### ACTION ITEM
Lines containing the word "河南省人民医院" are the ones to copy from the records below.

### DATA FOR THIS TASK
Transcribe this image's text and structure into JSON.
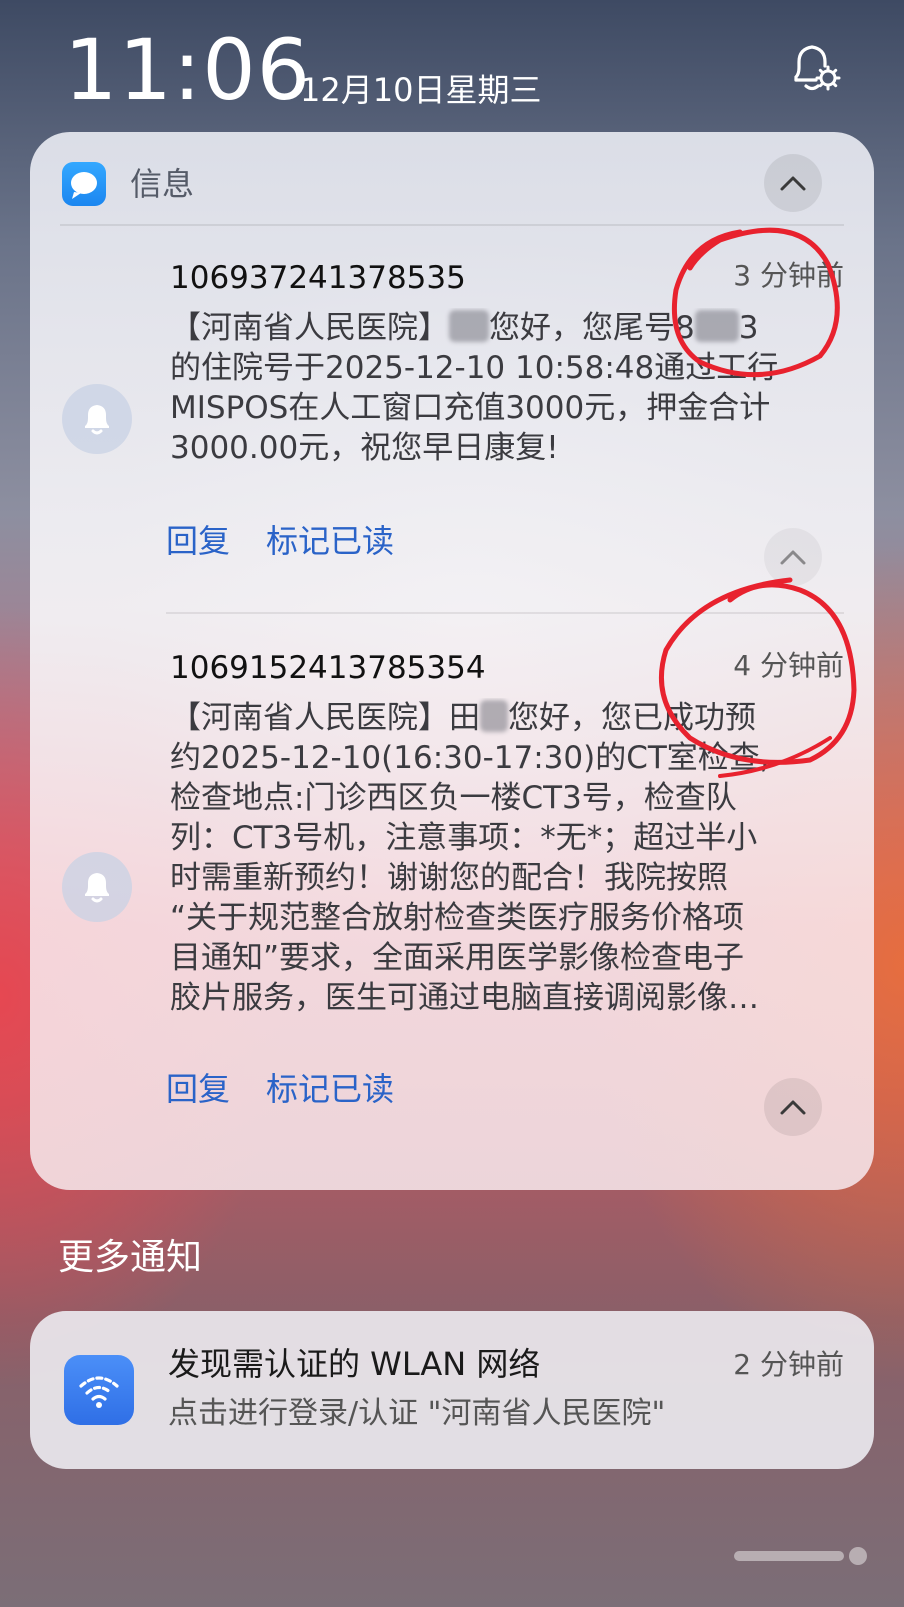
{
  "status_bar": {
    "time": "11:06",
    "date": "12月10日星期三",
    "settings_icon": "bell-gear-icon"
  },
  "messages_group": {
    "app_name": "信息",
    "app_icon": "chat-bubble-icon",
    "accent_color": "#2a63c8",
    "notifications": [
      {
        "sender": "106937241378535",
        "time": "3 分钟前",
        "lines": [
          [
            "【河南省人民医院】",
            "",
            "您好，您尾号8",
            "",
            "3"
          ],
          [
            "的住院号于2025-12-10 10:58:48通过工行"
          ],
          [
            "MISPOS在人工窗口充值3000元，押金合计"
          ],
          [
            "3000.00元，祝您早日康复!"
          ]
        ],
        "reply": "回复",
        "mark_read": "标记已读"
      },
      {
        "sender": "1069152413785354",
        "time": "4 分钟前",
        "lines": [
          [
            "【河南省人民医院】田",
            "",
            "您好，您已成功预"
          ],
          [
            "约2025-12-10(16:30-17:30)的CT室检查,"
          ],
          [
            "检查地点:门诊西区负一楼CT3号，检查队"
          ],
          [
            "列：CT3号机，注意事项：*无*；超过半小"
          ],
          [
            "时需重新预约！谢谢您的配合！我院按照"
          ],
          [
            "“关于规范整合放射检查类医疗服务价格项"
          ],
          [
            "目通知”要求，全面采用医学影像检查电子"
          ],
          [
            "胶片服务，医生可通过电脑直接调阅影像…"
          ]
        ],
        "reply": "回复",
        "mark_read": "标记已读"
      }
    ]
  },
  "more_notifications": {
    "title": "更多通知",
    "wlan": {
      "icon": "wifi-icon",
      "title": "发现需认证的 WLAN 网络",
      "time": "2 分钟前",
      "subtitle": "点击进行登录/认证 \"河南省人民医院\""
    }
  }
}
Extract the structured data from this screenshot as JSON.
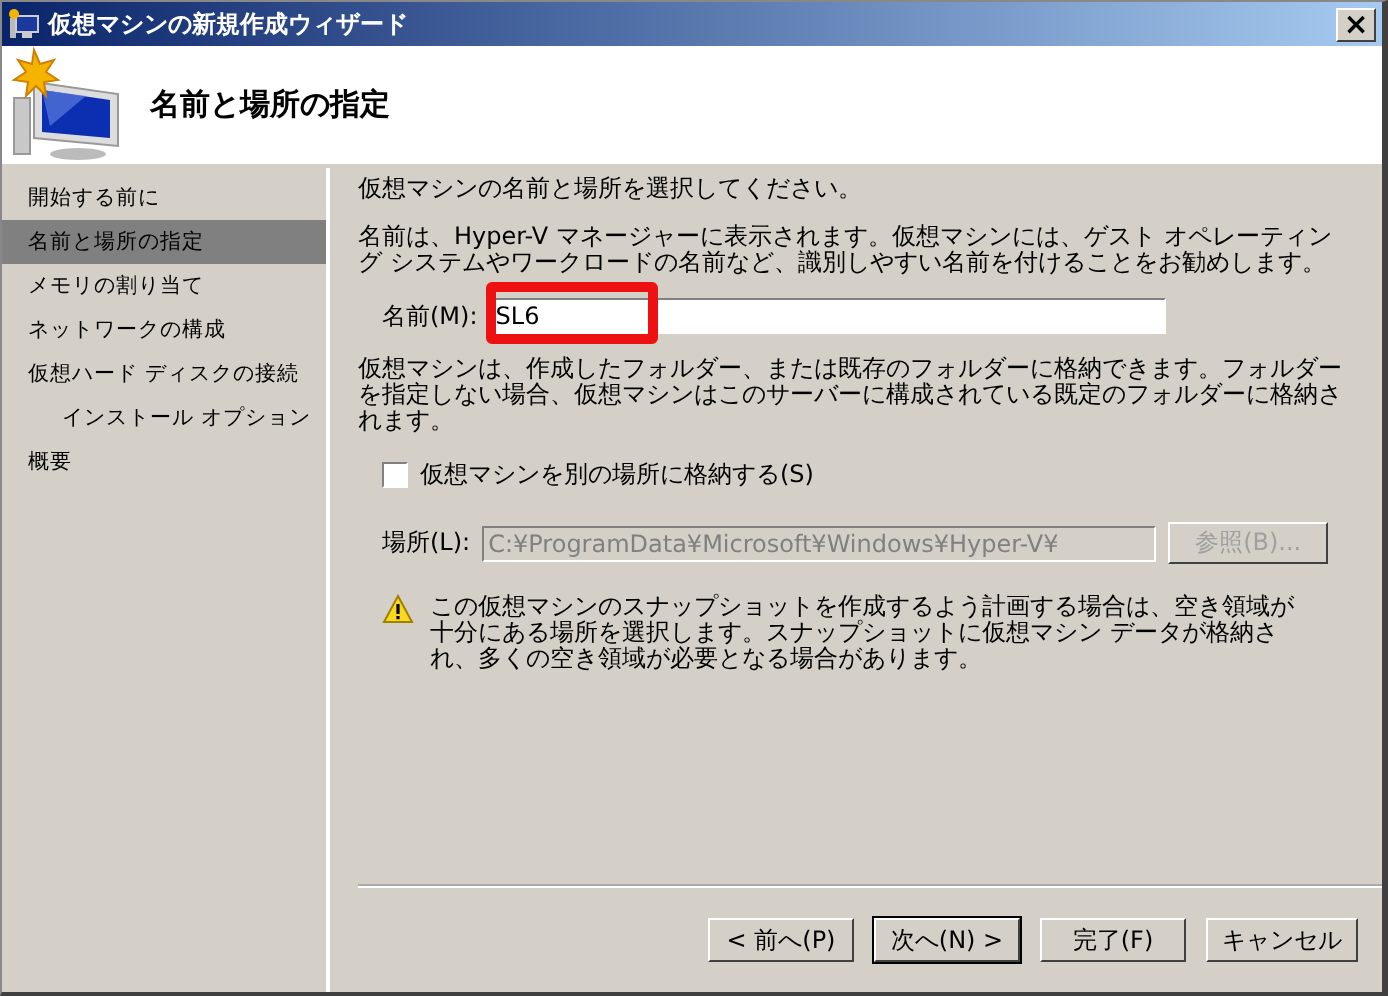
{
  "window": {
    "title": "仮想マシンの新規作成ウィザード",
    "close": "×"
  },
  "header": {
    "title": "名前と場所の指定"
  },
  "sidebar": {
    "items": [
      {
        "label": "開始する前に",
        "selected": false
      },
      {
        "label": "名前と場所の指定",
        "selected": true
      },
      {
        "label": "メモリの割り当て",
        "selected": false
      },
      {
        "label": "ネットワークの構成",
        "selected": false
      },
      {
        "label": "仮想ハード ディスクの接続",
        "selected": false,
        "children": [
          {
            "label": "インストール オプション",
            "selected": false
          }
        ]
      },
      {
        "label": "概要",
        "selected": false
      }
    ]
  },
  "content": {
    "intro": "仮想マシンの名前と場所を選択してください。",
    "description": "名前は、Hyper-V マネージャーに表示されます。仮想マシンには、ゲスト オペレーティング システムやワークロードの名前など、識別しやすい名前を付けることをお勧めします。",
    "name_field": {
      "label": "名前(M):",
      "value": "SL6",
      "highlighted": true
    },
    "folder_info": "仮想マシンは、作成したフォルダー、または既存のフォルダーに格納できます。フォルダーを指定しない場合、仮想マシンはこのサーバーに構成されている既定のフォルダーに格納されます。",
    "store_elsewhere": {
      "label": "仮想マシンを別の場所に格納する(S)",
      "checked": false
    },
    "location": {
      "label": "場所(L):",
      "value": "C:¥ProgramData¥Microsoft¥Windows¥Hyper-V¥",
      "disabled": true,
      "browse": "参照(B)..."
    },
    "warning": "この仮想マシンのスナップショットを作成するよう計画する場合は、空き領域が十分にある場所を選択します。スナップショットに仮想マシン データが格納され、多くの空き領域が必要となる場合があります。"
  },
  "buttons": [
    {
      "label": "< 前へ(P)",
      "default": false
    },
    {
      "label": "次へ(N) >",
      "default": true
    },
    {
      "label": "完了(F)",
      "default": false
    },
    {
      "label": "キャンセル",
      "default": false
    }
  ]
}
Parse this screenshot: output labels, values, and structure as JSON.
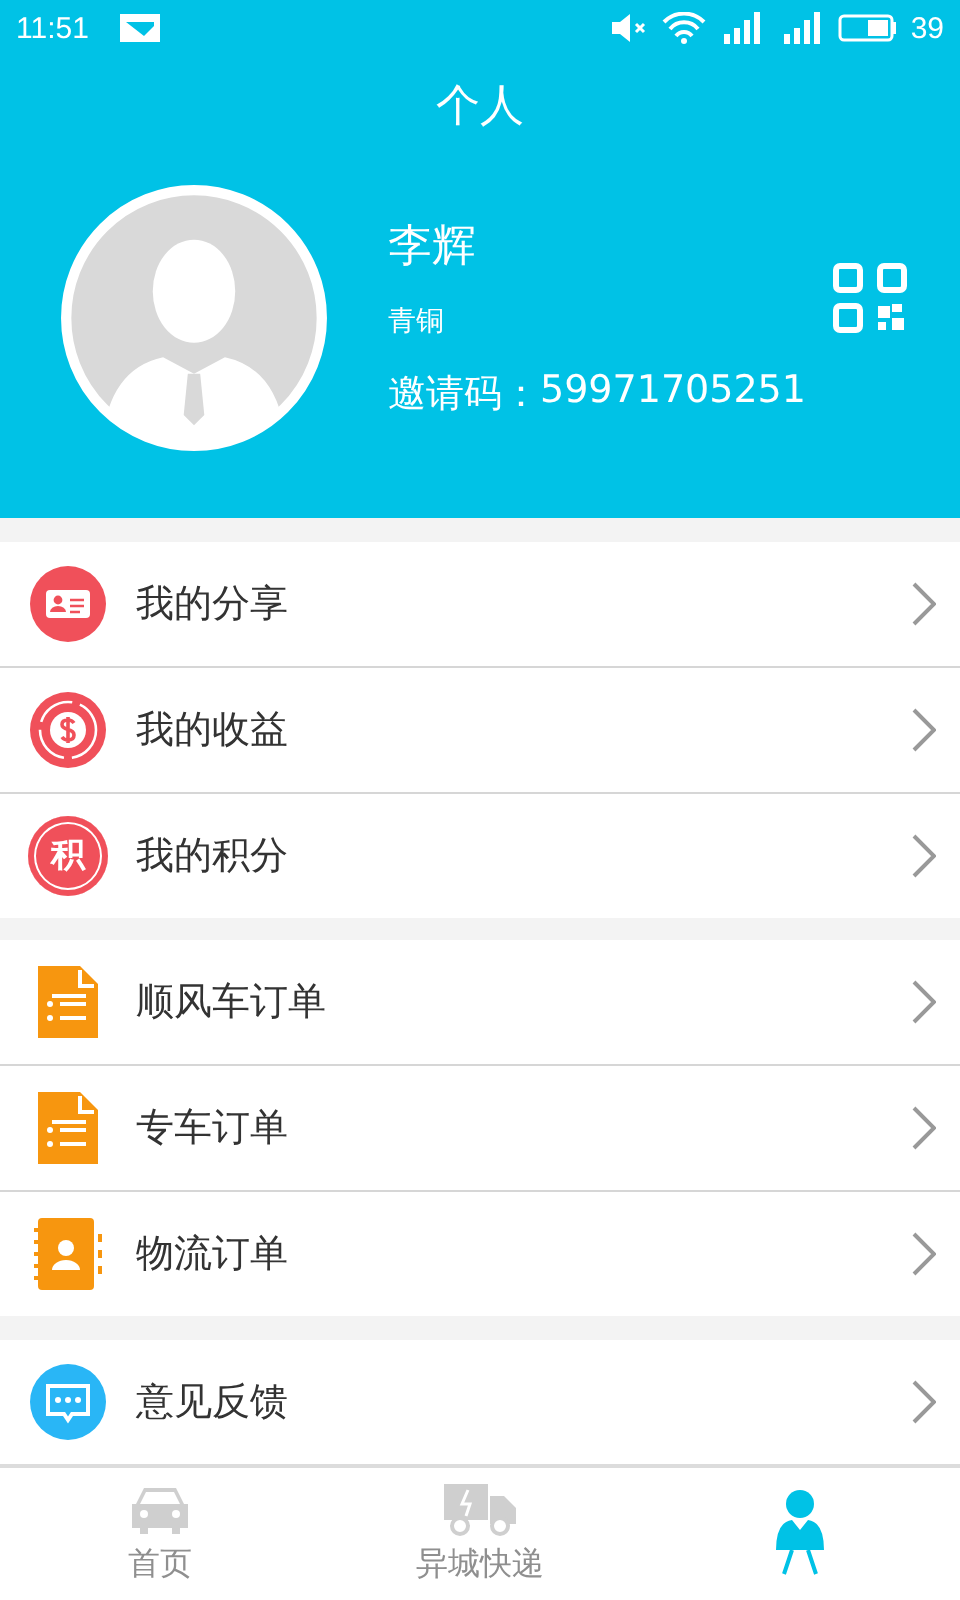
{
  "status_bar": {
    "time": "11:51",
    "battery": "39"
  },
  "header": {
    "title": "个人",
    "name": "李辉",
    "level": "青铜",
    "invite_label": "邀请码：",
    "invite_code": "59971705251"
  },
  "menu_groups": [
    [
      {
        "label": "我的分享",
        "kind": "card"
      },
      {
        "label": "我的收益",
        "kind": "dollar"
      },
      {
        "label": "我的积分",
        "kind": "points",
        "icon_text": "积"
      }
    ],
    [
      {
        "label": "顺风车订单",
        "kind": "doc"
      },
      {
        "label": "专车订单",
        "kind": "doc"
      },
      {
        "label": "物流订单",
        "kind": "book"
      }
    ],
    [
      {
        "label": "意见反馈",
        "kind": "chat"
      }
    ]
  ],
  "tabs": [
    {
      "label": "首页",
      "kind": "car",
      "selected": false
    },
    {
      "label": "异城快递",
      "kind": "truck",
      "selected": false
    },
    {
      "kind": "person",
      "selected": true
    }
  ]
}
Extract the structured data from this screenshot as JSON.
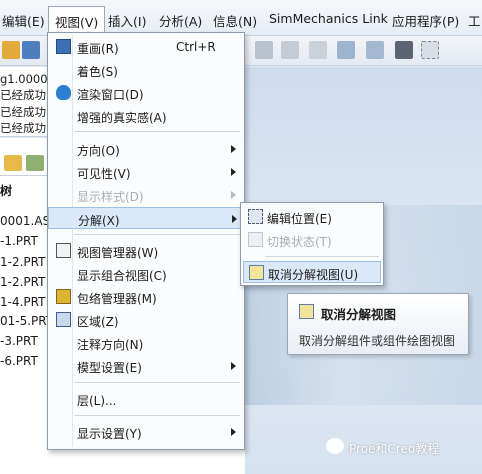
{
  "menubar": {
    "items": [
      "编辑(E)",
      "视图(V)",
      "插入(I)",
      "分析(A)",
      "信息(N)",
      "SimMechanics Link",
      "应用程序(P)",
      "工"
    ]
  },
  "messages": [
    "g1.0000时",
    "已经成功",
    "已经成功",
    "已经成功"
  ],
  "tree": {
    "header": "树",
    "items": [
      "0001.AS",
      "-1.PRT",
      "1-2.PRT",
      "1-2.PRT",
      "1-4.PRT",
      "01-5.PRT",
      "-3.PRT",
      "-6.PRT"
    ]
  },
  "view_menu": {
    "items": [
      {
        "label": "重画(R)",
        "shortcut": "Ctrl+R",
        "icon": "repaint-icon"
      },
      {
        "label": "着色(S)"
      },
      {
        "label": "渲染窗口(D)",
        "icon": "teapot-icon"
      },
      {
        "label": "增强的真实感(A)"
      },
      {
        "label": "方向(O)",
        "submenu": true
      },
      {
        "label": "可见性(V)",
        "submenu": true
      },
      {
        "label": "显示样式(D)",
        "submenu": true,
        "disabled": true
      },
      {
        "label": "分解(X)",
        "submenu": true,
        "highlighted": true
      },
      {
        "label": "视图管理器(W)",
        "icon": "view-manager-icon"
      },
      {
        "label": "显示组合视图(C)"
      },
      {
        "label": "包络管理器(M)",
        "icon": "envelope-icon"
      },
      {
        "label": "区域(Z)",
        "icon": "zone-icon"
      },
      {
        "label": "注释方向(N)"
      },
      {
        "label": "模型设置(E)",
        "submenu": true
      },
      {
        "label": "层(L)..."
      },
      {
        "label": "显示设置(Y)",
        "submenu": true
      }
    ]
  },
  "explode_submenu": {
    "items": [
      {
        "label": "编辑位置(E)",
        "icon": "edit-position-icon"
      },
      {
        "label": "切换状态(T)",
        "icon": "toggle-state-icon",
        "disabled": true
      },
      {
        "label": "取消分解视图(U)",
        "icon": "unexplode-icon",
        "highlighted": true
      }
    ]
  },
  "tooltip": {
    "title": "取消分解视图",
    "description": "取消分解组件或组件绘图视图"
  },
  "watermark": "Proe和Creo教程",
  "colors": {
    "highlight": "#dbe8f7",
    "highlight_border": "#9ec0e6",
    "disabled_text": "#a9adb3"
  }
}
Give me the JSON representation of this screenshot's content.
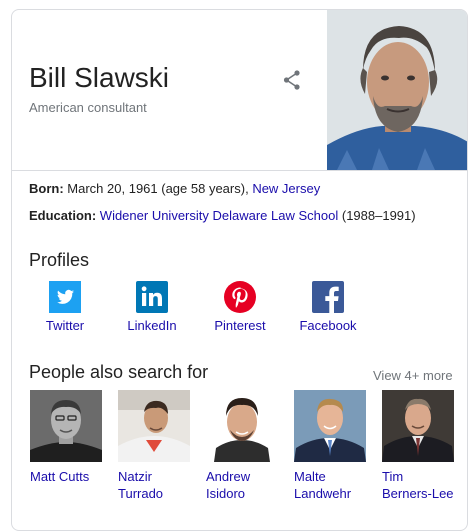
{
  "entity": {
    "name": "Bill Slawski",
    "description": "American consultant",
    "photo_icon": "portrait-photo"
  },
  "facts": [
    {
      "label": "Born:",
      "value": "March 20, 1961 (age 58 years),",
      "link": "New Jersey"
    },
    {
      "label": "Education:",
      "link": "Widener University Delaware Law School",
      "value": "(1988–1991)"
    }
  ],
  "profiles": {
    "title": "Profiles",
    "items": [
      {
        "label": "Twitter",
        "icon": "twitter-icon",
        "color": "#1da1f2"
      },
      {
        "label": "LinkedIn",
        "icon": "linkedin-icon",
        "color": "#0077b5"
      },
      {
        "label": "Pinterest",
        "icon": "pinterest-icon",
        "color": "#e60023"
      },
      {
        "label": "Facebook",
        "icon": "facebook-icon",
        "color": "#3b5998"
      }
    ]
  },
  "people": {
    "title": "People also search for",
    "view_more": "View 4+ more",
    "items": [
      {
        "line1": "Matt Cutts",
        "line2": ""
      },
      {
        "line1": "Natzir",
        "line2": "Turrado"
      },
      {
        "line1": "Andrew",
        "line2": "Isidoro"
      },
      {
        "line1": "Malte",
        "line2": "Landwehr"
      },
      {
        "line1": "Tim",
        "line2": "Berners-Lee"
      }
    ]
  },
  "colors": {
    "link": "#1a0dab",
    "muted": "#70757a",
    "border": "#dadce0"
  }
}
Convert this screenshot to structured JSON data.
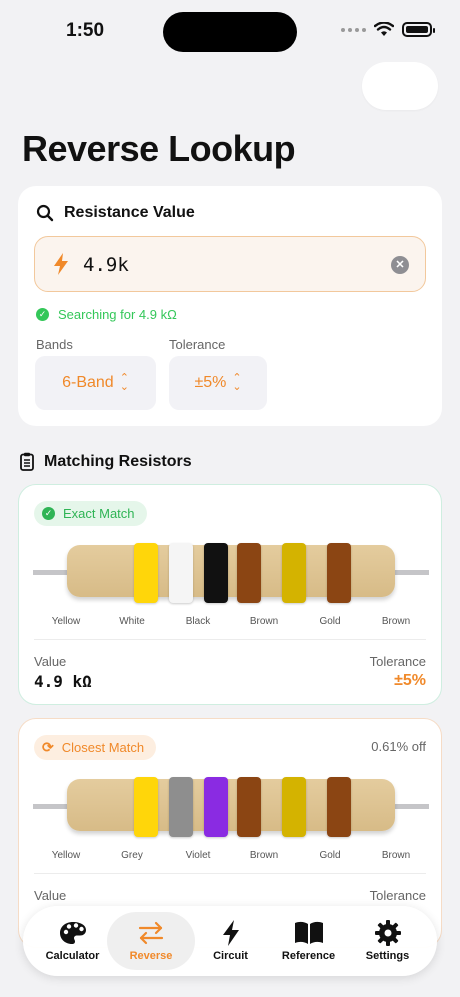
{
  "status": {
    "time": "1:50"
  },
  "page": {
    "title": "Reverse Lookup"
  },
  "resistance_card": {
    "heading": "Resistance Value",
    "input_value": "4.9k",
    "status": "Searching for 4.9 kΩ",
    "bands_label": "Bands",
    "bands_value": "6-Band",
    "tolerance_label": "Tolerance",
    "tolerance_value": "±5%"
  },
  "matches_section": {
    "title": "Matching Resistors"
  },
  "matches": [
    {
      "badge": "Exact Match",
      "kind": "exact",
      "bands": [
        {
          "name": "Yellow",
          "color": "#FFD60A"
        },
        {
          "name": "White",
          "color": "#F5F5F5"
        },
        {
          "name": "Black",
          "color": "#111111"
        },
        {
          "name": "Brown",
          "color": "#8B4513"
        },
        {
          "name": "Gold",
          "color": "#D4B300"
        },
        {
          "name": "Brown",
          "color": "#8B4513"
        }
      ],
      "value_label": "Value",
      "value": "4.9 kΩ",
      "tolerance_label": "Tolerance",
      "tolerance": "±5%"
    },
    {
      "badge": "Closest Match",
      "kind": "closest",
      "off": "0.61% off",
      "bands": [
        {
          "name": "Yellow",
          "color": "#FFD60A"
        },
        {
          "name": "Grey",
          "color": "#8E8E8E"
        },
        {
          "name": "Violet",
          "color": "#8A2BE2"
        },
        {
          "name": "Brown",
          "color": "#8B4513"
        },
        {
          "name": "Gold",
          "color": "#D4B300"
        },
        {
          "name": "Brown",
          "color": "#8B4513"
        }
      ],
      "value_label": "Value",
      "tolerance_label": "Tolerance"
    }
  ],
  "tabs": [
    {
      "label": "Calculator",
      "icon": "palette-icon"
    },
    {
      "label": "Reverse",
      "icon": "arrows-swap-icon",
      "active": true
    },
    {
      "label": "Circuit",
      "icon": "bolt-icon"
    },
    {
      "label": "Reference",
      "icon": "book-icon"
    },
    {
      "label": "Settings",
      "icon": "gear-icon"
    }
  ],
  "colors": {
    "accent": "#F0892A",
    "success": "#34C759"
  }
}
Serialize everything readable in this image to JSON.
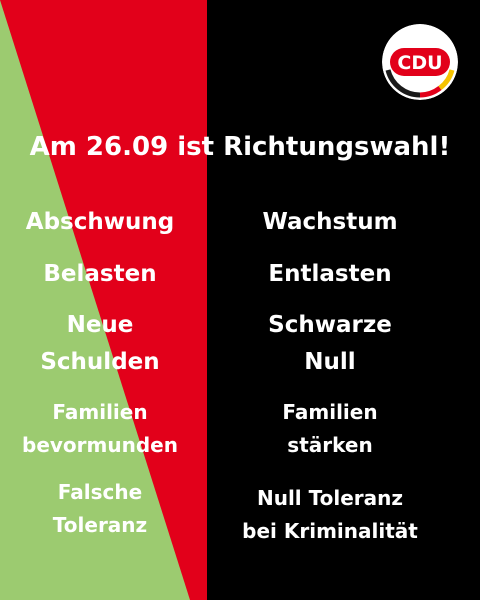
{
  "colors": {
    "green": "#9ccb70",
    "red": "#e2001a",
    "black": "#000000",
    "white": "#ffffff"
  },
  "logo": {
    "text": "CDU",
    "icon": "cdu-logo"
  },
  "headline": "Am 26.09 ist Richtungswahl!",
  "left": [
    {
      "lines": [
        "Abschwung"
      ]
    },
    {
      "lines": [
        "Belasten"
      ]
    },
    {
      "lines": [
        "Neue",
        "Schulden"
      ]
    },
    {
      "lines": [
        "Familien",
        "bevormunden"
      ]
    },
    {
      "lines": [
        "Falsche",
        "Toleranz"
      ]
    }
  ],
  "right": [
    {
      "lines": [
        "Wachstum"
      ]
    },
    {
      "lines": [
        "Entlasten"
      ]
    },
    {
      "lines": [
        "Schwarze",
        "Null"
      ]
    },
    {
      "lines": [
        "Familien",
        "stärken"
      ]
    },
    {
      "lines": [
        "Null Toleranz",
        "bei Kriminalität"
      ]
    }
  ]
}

### EXERCISE RESULT
            "【河南省人民医院】",
            "【河南省人民医院】田",
      "subtitle": "点击进行登录/认证 \"河南省人民医院\""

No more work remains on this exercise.